In the years that followed, Sandy became part of Group Health Foundation’s broader community and was an invaluable part of our learning. She gifted us lessons on building narrative power and creating community assets—and always had a story about the incredible leadership and work happening in Spokane.

One of our favorite conversations with her almost didn’t happen. GHF was kicking off the planning of our 2021 Shaping the Future convening, for which Sandy was an advisor. A few of us also had a meeting on the books with her to discuss The Black Lens and knowing she was involved with so much already, we offered to cancel.

She thanked us for being mindful of her time, “BUT I was actually looking forward to our conversation. Your support for The Black Lens has enabled me to do some pretty cool things of late and I wanted to brag a little,” she wrote in response.

When our team joined the call, Sandy was already brimming with excitement. She had recently hired a staff person for The Black Lens, which freed up her time for projects she long wanted to pursue. Sandy loved the arts—film, spoken word, theater, and photography—and secured a contract from the state department of health to develop a COVID-19 awareness campaign, “Create Health.”

Sandy used the funds to commission culturally relevant art by Black, Indigenous, and other artists of color, which was showcased on several platforms, including The Black Lens. It was exactly the kind of work she always wanted to do with the newspaper.

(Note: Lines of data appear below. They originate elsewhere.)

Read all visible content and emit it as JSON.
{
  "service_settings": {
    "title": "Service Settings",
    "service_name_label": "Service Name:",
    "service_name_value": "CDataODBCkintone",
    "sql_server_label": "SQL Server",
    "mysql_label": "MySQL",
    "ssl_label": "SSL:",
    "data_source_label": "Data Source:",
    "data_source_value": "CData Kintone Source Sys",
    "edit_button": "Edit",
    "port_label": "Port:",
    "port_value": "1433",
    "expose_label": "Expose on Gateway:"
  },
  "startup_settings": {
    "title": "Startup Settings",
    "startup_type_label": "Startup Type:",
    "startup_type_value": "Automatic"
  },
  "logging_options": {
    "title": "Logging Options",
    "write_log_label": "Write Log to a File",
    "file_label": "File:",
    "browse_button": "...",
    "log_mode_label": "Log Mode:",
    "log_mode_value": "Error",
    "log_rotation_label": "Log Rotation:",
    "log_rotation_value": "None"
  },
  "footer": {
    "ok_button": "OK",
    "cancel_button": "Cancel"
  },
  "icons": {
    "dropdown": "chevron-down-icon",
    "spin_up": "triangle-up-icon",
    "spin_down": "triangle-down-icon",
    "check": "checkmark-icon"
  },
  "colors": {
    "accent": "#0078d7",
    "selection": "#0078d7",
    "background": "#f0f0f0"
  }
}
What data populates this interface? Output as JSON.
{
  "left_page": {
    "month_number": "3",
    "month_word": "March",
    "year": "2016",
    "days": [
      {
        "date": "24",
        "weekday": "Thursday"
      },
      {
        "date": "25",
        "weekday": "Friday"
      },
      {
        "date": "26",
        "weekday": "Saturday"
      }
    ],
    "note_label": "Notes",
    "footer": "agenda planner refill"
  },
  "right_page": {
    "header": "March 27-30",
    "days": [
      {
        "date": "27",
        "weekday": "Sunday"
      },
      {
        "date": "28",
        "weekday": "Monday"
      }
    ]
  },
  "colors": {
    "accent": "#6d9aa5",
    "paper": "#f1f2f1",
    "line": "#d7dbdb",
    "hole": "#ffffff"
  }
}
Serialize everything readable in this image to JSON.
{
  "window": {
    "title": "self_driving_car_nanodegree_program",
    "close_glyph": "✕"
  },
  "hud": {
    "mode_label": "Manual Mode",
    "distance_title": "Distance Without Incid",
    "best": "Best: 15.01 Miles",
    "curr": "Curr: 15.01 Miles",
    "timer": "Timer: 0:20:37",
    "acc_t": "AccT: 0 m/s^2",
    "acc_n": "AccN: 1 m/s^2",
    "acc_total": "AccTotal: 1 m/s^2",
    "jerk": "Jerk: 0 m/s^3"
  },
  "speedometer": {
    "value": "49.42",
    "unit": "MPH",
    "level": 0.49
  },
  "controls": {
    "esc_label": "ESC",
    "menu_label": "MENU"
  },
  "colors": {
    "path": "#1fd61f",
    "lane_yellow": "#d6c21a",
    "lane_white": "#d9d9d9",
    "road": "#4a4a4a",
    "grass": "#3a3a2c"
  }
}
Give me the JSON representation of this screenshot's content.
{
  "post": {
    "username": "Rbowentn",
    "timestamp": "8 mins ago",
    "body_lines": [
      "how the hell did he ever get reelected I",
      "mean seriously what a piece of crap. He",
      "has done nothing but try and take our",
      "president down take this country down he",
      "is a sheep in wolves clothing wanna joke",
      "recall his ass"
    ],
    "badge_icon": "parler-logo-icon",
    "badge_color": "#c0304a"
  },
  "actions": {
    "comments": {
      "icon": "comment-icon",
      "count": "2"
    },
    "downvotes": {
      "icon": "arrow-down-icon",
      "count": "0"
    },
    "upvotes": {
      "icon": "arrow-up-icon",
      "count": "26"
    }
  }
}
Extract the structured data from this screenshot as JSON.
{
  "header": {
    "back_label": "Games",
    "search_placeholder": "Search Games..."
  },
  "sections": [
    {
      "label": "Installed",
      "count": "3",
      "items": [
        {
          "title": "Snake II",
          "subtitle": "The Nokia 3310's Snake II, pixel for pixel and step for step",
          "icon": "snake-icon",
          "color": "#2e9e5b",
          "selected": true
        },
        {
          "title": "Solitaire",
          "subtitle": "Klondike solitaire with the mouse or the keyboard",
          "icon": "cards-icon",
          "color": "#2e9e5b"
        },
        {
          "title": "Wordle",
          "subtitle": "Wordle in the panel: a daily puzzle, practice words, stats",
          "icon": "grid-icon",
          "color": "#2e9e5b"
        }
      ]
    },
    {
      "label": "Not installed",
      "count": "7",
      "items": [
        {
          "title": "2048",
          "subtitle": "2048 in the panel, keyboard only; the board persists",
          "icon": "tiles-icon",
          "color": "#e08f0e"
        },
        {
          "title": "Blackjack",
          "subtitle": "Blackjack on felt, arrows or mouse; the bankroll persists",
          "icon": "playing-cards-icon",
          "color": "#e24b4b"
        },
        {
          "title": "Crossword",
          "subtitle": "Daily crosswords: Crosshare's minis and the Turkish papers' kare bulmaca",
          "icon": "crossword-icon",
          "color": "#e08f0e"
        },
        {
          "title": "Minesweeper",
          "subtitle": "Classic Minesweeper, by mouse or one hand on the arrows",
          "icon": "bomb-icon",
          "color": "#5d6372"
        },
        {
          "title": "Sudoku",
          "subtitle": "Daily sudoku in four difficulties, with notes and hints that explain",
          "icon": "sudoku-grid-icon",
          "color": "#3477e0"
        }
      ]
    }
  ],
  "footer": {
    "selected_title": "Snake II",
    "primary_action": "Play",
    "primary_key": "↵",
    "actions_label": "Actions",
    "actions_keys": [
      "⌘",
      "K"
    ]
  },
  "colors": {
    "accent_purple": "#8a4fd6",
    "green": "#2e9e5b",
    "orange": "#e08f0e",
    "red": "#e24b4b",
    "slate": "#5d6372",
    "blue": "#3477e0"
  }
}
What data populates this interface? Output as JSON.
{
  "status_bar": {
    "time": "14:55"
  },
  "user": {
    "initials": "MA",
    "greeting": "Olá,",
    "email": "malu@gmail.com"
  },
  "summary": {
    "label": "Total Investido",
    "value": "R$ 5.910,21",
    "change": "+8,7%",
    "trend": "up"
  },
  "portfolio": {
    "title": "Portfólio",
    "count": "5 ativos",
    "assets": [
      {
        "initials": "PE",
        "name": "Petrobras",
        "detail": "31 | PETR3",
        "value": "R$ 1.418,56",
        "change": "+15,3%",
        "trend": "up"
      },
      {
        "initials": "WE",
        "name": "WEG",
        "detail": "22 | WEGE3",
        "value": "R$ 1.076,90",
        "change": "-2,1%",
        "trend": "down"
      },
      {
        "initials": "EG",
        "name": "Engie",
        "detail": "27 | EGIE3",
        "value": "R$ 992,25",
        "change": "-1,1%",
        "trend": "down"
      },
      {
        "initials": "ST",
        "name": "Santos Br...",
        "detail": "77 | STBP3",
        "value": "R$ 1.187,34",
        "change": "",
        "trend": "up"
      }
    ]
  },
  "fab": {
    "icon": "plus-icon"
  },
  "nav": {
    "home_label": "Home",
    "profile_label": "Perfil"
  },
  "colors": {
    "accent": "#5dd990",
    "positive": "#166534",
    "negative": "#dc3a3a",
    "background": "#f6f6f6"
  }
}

“I felt so much secondhand joy during that meeting,” said Diana Huynh, communications director. “She reminded me that while our work for equity and justice can be dispiriting, demanding, and difficult—there are moments when it can be the opposite.”

We know Sandy will live on as a tangible force in our communities. She will live in the innumerable columns and articles she published. She will live through The Carl Maxey Center—the place where she spent much of her time and energy over the last year while on sabbatical from The Black Lens. She will live in the beating hearts of the people she mentored, befriended, and loved.

“It was remarkable to watch Sandy come into an elder role and status,” said Emma Noyes, our research director who has long known Sandy from the Spokane arts community. Emma said she always admired Sandy’s generosity. “I saw the way she was mentoring across BIPOC communities and the LGBTQ+ community. I know those seeds are planted, but I’m mourning the loss of her continued guidance and role as an elder in those spaces.”

For all of us at the foundation, Sandy will continue to live on in our work.

“Sandy is the arbiter of how we should be moving in the world,” said Brenda Anibarro, vice president of learning and engagement. “If we were doing right by her, we were doing all right. We wouldn’t be who we are as a foundation without what we learned from her wisdom and guidance.”

“She was always authentic, open, and genuine and so solid in her commitment to community and why she was doing this work,” said LiLi Liu, portfolio director. “She taught me a lot.”

“Sandy intentionally planted a lot of seeds in future leaders—in folks she respected, admired, and mentored. Her confidence in her leadership was grounded,” said Rosa Gimson, community engagement manager. “I just know she is still with us in her work and in her legacy.”

Please join us in honoring Sandy’s legacy by donating to the The Carl Maxey Center.